TASK PROMPT –
Find every line in the listing below that includes the word "main", then give only how many there are.
+ + +
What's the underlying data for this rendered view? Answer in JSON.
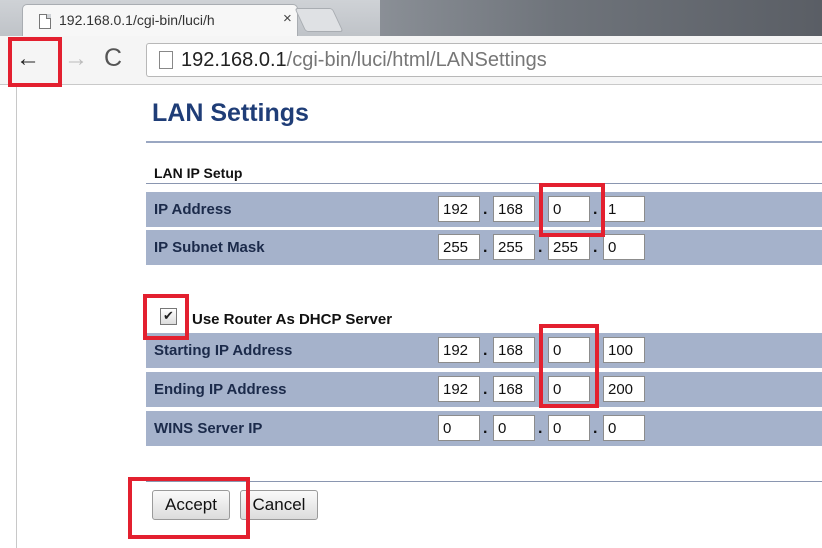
{
  "browser": {
    "tab_title": "192.168.0.1/cgi-bin/luci/h",
    "tab_close": "×",
    "url_host": "192.168.0.1",
    "url_path": "/cgi-bin/luci/html/LANSettings",
    "back_glyph": "←",
    "forward_glyph": "→",
    "reload_glyph": "C"
  },
  "page": {
    "title": "LAN Settings",
    "section_label": "LAN IP Setup",
    "lan_rows": [
      {
        "label": "IP Address",
        "octets": [
          "192",
          "168",
          "0",
          "1"
        ]
      },
      {
        "label": "IP Subnet Mask",
        "octets": [
          "255",
          "255",
          "255",
          "0"
        ]
      }
    ],
    "dhcp": {
      "checkbox_label": "Use Router As DHCP Server",
      "checked": true,
      "check_glyph": "✔"
    },
    "dhcp_rows": [
      {
        "label": "Starting IP Address",
        "octets": [
          "192",
          "168",
          "0",
          "100"
        ]
      },
      {
        "label": "Ending IP Address",
        "octets": [
          "192",
          "168",
          "0",
          "200"
        ]
      },
      {
        "label": "WINS Server IP",
        "octets": [
          "0",
          "0",
          "0",
          "0"
        ]
      }
    ],
    "dot": ".",
    "buttons": {
      "accept": "Accept",
      "cancel": "Cancel"
    }
  },
  "colors": {
    "title": "#1f3d77",
    "row_bg": "#a5b2cb",
    "highlight": "#e3202f"
  },
  "icons": [
    "back-arrow-icon",
    "forward-arrow-icon",
    "reload-icon",
    "page-icon",
    "close-icon",
    "checkmark-icon"
  ]
}
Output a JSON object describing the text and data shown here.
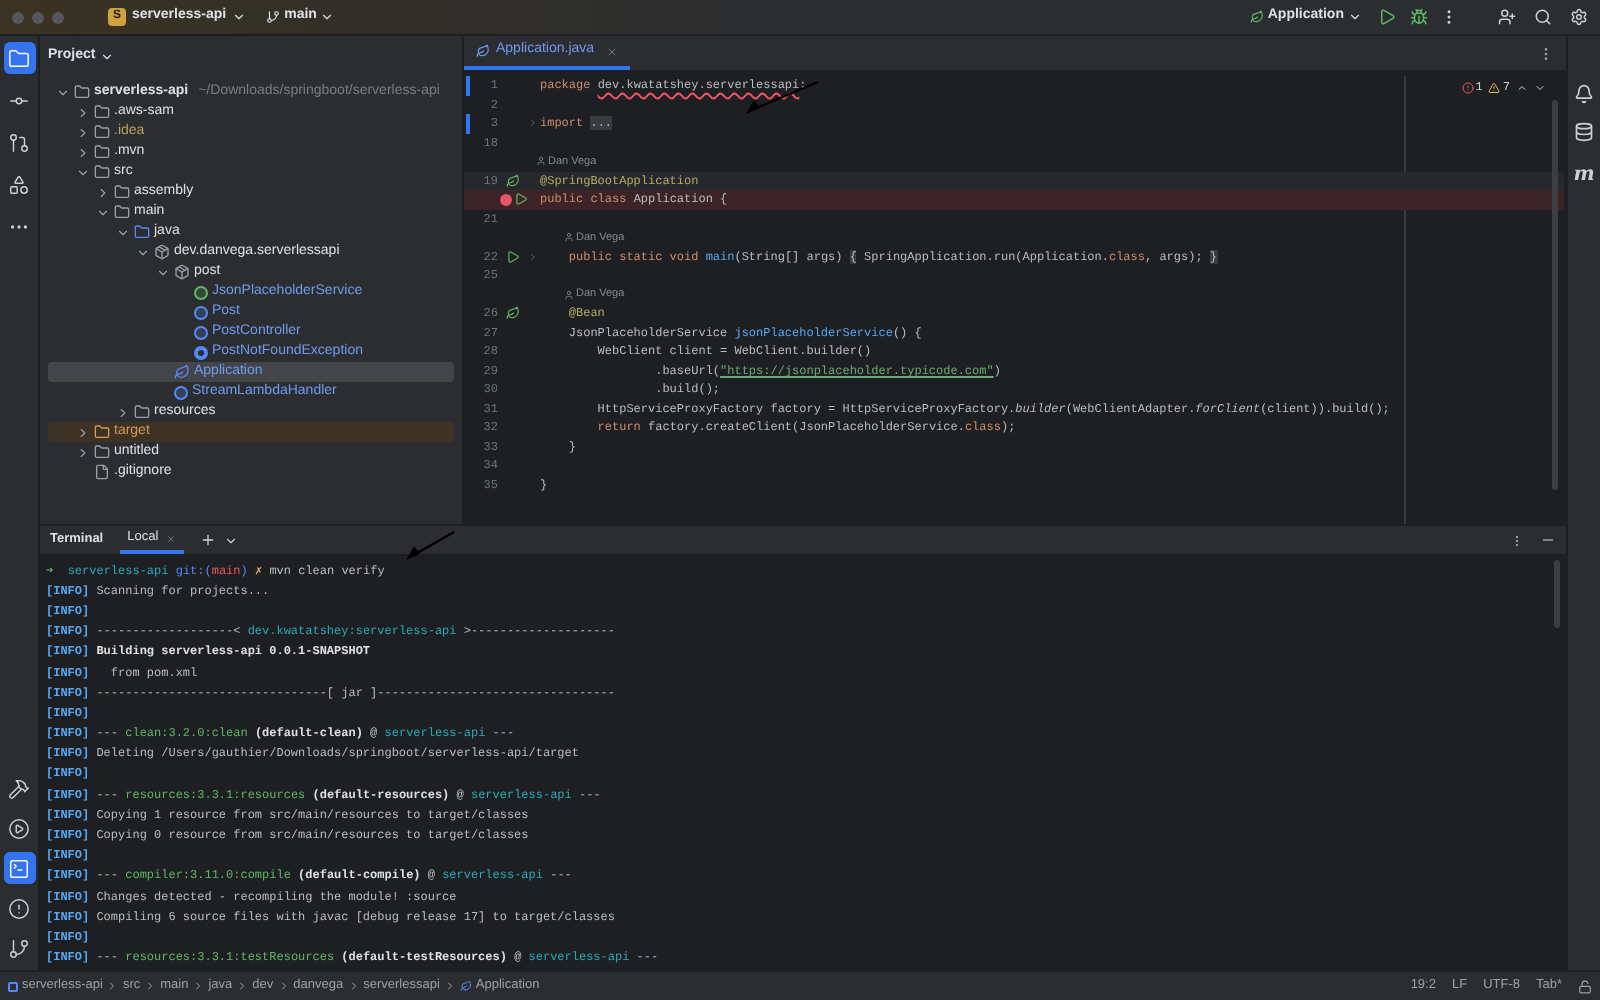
{
  "title_bar": {
    "project_badge": "S",
    "project": "serverless-api",
    "branch": "main",
    "run_config": "Application"
  },
  "left_strip": {
    "top": [
      {
        "kind": "project",
        "selected": true
      },
      {
        "kind": "commit",
        "selected": false
      },
      {
        "kind": "pull_requests",
        "selected": false
      },
      {
        "kind": "structure",
        "selected": false
      },
      {
        "kind": "more",
        "selected": false
      }
    ],
    "bottom": [
      {
        "kind": "build",
        "selected": false
      },
      {
        "kind": "services",
        "selected": false
      },
      {
        "kind": "terminal",
        "selected": true
      },
      {
        "kind": "problems",
        "selected": false
      },
      {
        "kind": "git",
        "selected": false
      }
    ]
  },
  "right_strip": {
    "items": [
      {
        "kind": "notifications"
      },
      {
        "kind": "database"
      },
      {
        "kind": "maven",
        "label": "m"
      }
    ]
  },
  "project": {
    "title": "Project",
    "tree": [
      {
        "label": "serverless-api",
        "kind": "module",
        "hint": "~/Downloads/springboot/serverless-api",
        "expanded": true,
        "selected": false,
        "color": "#dfe1e5",
        "children": [
          {
            "label": ".aws-sam",
            "kind": "folder",
            "expanded": false,
            "selected": false,
            "color": "#dfe1e5"
          },
          {
            "label": ".idea",
            "kind": "folder",
            "expanded": false,
            "selected": false,
            "color": "#b5a55e"
          },
          {
            "label": ".mvn",
            "kind": "folder",
            "expanded": false,
            "selected": false,
            "color": "#dfe1e5"
          },
          {
            "label": "src",
            "kind": "folder",
            "expanded": true,
            "selected": false,
            "color": "#dfe1e5",
            "children": [
              {
                "label": "assembly",
                "kind": "folder",
                "expanded": false,
                "selected": false,
                "color": "#dfe1e5"
              },
              {
                "label": "main",
                "kind": "folder",
                "expanded": true,
                "selected": false,
                "color": "#dfe1e5",
                "children": [
                  {
                    "label": "java",
                    "kind": "source_folder",
                    "expanded": true,
                    "selected": false,
                    "color": "#dfe1e5",
                    "children": [
                      {
                        "label": "dev.danvega.serverlessapi",
                        "kind": "package",
                        "expanded": true,
                        "selected": false,
                        "color": "#dfe1e5",
                        "children": [
                          {
                            "label": "post",
                            "kind": "package",
                            "expanded": true,
                            "selected": false,
                            "color": "#dfe1e5",
                            "children": [
                              {
                                "label": "JsonPlaceholderService",
                                "kind": "interface",
                                "selected": false,
                                "color": "#6f9cf0"
                              },
                              {
                                "label": "Post",
                                "kind": "class",
                                "selected": false,
                                "color": "#6f9cf0"
                              },
                              {
                                "label": "PostController",
                                "kind": "class",
                                "selected": false,
                                "color": "#6f9cf0"
                              },
                              {
                                "label": "PostNotFoundException",
                                "kind": "exception",
                                "selected": false,
                                "color": "#6f9cf0"
                              }
                            ]
                          },
                          {
                            "label": "Application",
                            "kind": "spring_class",
                            "selected": true,
                            "color": "#6f9cf0"
                          },
                          {
                            "label": "StreamLambdaHandler",
                            "kind": "class",
                            "selected": false,
                            "color": "#6f9cf0"
                          }
                        ]
                      }
                    ]
                  },
                  {
                    "label": "resources",
                    "kind": "resource_folder",
                    "expanded": false,
                    "selected": false,
                    "color": "#dfe1e5"
                  }
                ]
              }
            ]
          },
          {
            "label": "target",
            "kind": "excluded_folder",
            "expanded": false,
            "selected": false,
            "color": "#d29a5c"
          },
          {
            "label": "untitled",
            "kind": "folder",
            "expanded": false,
            "selected": false,
            "color": "#dfe1e5"
          },
          {
            "label": ".gitignore",
            "kind": "ignore_file",
            "selected": false,
            "color": "#dfe1e5"
          }
        ]
      }
    ]
  },
  "editor": {
    "tabs": [
      {
        "label": "Application.java",
        "selected": true
      }
    ],
    "errors": "1",
    "warnings": "7",
    "lines": [
      {
        "kind": "code",
        "number": "1",
        "marks": [
          {
            "kind": "changed"
          }
        ],
        "segments": [
          {
            "kind": "kw",
            "t": "package "
          },
          {
            "kind": "error",
            "t": "dev.kwatatshey.serverlessapi"
          },
          {
            "kind": "plain",
            "t": ";"
          }
        ]
      },
      {
        "kind": "code",
        "number": "2"
      },
      {
        "kind": "code",
        "number": "3",
        "marks": [
          {
            "kind": "changed"
          },
          {
            "kind": "fold"
          }
        ],
        "segments": [
          {
            "kind": "kw",
            "t": "import "
          },
          {
            "kind": "folded",
            "t": "..."
          }
        ]
      },
      {
        "kind": "code",
        "number": "18"
      },
      {
        "kind": "author",
        "nested": false,
        "text": "Dan Vega"
      },
      {
        "kind": "current_line",
        "number": "19",
        "marks": [
          {
            "kind": "spring"
          }
        ],
        "segments": [
          {
            "kind": "annotation",
            "t": "@SpringBootApplication"
          }
        ]
      },
      {
        "kind": "error_line",
        "marks": [
          {
            "kind": "breakpoint"
          },
          {
            "kind": "run"
          }
        ],
        "segments": [
          {
            "kind": "kw",
            "t": "public class "
          },
          {
            "kind": "plain",
            "t": "Application {"
          }
        ]
      },
      {
        "kind": "code",
        "number": "21"
      },
      {
        "kind": "author",
        "nested": true,
        "text": "Dan Vega"
      },
      {
        "kind": "code",
        "number": "22",
        "marks": [
          {
            "kind": "run"
          },
          {
            "kind": "fold"
          }
        ],
        "segments": [
          {
            "kind": "kw",
            "t": "    public static void "
          },
          {
            "kind": "method",
            "t": "main"
          },
          {
            "kind": "plain",
            "t": "(String[] args) "
          },
          {
            "kind": "folded",
            "t": "{"
          },
          {
            "kind": "plain",
            "t": " SpringApplication.run(Application."
          },
          {
            "kind": "kw",
            "t": "class"
          },
          {
            "kind": "plain",
            "t": ", args); "
          },
          {
            "kind": "folded",
            "t": "}"
          }
        ]
      },
      {
        "kind": "code",
        "number": "25"
      },
      {
        "kind": "author",
        "nested": true,
        "text": "Dan Vega"
      },
      {
        "kind": "code",
        "number": "26",
        "marks": [
          {
            "kind": "bean"
          }
        ],
        "segments": [
          {
            "kind": "annotation",
            "t": "    @Bean"
          }
        ]
      },
      {
        "kind": "code",
        "number": "27",
        "segments": [
          {
            "kind": "plain",
            "t": "    JsonPlaceholderService "
          },
          {
            "kind": "method",
            "t": "jsonPlaceholderService"
          },
          {
            "kind": "plain",
            "t": "() {"
          }
        ]
      },
      {
        "kind": "code",
        "number": "28",
        "segments": [
          {
            "kind": "plain",
            "t": "        WebClient client = WebClient.builder()"
          }
        ]
      },
      {
        "kind": "code",
        "number": "29",
        "segments": [
          {
            "kind": "plain",
            "t": "                .baseUrl("
          },
          {
            "kind": "string",
            "t": "\"https://jsonplaceholder.typicode.com\""
          },
          {
            "kind": "plain",
            "t": ")"
          }
        ]
      },
      {
        "kind": "code",
        "number": "30",
        "segments": [
          {
            "kind": "plain",
            "t": "                .build();"
          }
        ]
      },
      {
        "kind": "code",
        "number": "31",
        "segments": [
          {
            "kind": "plain",
            "t": "        HttpServiceProxyFactory factory = HttpServiceProxyFactory."
          },
          {
            "kind": "italic",
            "t": "builder"
          },
          {
            "kind": "plain",
            "t": "(WebClientAdapter."
          },
          {
            "kind": "italic",
            "t": "forClient"
          },
          {
            "kind": "plain",
            "t": "(client)).build();"
          }
        ]
      },
      {
        "kind": "code",
        "number": "32",
        "segments": [
          {
            "kind": "kw",
            "t": "        return "
          },
          {
            "kind": "plain",
            "t": "factory.createClient(JsonPlaceholderService."
          },
          {
            "kind": "kw",
            "t": "class"
          },
          {
            "kind": "plain",
            "t": ");"
          }
        ]
      },
      {
        "kind": "code",
        "number": "33",
        "segments": [
          {
            "kind": "plain",
            "t": "    }"
          }
        ]
      },
      {
        "kind": "code",
        "number": "34"
      },
      {
        "kind": "code",
        "number": "35",
        "segments": [
          {
            "kind": "plain",
            "t": "}"
          }
        ]
      }
    ]
  },
  "terminal": {
    "title": "Terminal",
    "tabs": [
      {
        "label": "Local",
        "selected": true
      }
    ],
    "lines": [
      [
        {
          "kind": "arrow",
          "t": "➜  "
        },
        {
          "kind": "teal",
          "t": "serverless-api "
        },
        {
          "kind": "blue",
          "t": "git:("
        },
        {
          "kind": "red",
          "t": "main"
        },
        {
          "kind": "blue",
          "t": ") "
        },
        {
          "kind": "yellow",
          "t": "✗ "
        },
        {
          "kind": "plain",
          "t": "mvn clean verify"
        }
      ],
      [
        {
          "kind": "info",
          "t": "[INFO]"
        },
        {
          "kind": "plain",
          "t": " Scanning for projects..."
        }
      ],
      [
        {
          "kind": "info",
          "t": "[INFO]"
        }
      ],
      [
        {
          "kind": "info",
          "t": "[INFO]"
        },
        {
          "kind": "plain",
          "t": " -------------------< "
        },
        {
          "kind": "teal",
          "t": "dev.kwatatshey:serverless-api"
        },
        {
          "kind": "plain",
          "t": " >--------------------"
        }
      ],
      [
        {
          "kind": "info",
          "t": "[INFO]"
        },
        {
          "kind": "bold",
          "t": " Building serverless-api 0.0.1-SNAPSHOT"
        }
      ],
      [
        {
          "kind": "info",
          "t": "[INFO]"
        },
        {
          "kind": "plain",
          "t": "   from pom.xml"
        }
      ],
      [
        {
          "kind": "info",
          "t": "[INFO]"
        },
        {
          "kind": "plain",
          "t": " --------------------------------[ jar ]---------------------------------"
        }
      ],
      [
        {
          "kind": "info",
          "t": "[INFO]"
        }
      ],
      [
        {
          "kind": "info",
          "t": "[INFO]"
        },
        {
          "kind": "plain",
          "t": " --- "
        },
        {
          "kind": "green",
          "t": "clean:3.2.0:clean"
        },
        {
          "kind": "bold",
          "t": " (default-clean)"
        },
        {
          "kind": "plain",
          "t": " @ "
        },
        {
          "kind": "teal",
          "t": "serverless-api"
        },
        {
          "kind": "plain",
          "t": " ---"
        }
      ],
      [
        {
          "kind": "info",
          "t": "[INFO]"
        },
        {
          "kind": "plain",
          "t": " Deleting /Users/gauthier/Downloads/springboot/serverless-api/target"
        }
      ],
      [
        {
          "kind": "info",
          "t": "[INFO]"
        }
      ],
      [
        {
          "kind": "info",
          "t": "[INFO]"
        },
        {
          "kind": "plain",
          "t": " --- "
        },
        {
          "kind": "green",
          "t": "resources:3.3.1:resources"
        },
        {
          "kind": "bold",
          "t": " (default-resources)"
        },
        {
          "kind": "plain",
          "t": " @ "
        },
        {
          "kind": "teal",
          "t": "serverless-api"
        },
        {
          "kind": "plain",
          "t": " ---"
        }
      ],
      [
        {
          "kind": "info",
          "t": "[INFO]"
        },
        {
          "kind": "plain",
          "t": " Copying 1 resource from src/main/resources to target/classes"
        }
      ],
      [
        {
          "kind": "info",
          "t": "[INFO]"
        },
        {
          "kind": "plain",
          "t": " Copying 0 resource from src/main/resources to target/classes"
        }
      ],
      [
        {
          "kind": "info",
          "t": "[INFO]"
        }
      ],
      [
        {
          "kind": "info",
          "t": "[INFO]"
        },
        {
          "kind": "plain",
          "t": " --- "
        },
        {
          "kind": "green",
          "t": "compiler:3.11.0:compile"
        },
        {
          "kind": "bold",
          "t": " (default-compile)"
        },
        {
          "kind": "plain",
          "t": " @ "
        },
        {
          "kind": "teal",
          "t": "serverless-api"
        },
        {
          "kind": "plain",
          "t": " ---"
        }
      ],
      [
        {
          "kind": "info",
          "t": "[INFO]"
        },
        {
          "kind": "plain",
          "t": " Changes detected - recompiling the module! :source"
        }
      ],
      [
        {
          "kind": "info",
          "t": "[INFO]"
        },
        {
          "kind": "plain",
          "t": " Compiling 6 source files with javac [debug release 17] to target/classes"
        }
      ],
      [
        {
          "kind": "info",
          "t": "[INFO]"
        }
      ],
      [
        {
          "kind": "info",
          "t": "[INFO]"
        },
        {
          "kind": "plain",
          "t": " --- "
        },
        {
          "kind": "green",
          "t": "resources:3.3.1:testResources"
        },
        {
          "kind": "bold",
          "t": " (default-testResources)"
        },
        {
          "kind": "plain",
          "t": " @ "
        },
        {
          "kind": "teal",
          "t": "serverless-api"
        },
        {
          "kind": "plain",
          "t": " ---"
        }
      ]
    ]
  },
  "status_bar": {
    "breadcrumbs": [
      {
        "label": "serverless-api",
        "kind": "module"
      },
      {
        "label": "src",
        "kind": "plain"
      },
      {
        "label": "main",
        "kind": "plain"
      },
      {
        "label": "java",
        "kind": "plain"
      },
      {
        "label": "dev",
        "kind": "plain"
      },
      {
        "label": "danvega",
        "kind": "plain"
      },
      {
        "label": "serverlessapi",
        "kind": "plain"
      },
      {
        "label": "Application",
        "kind": "spring_class"
      }
    ],
    "position": "19:2",
    "line_ending": "LF",
    "encoding": "UTF-8",
    "indent": "Tab*"
  }
}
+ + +
EXERCISE ANSWER –
7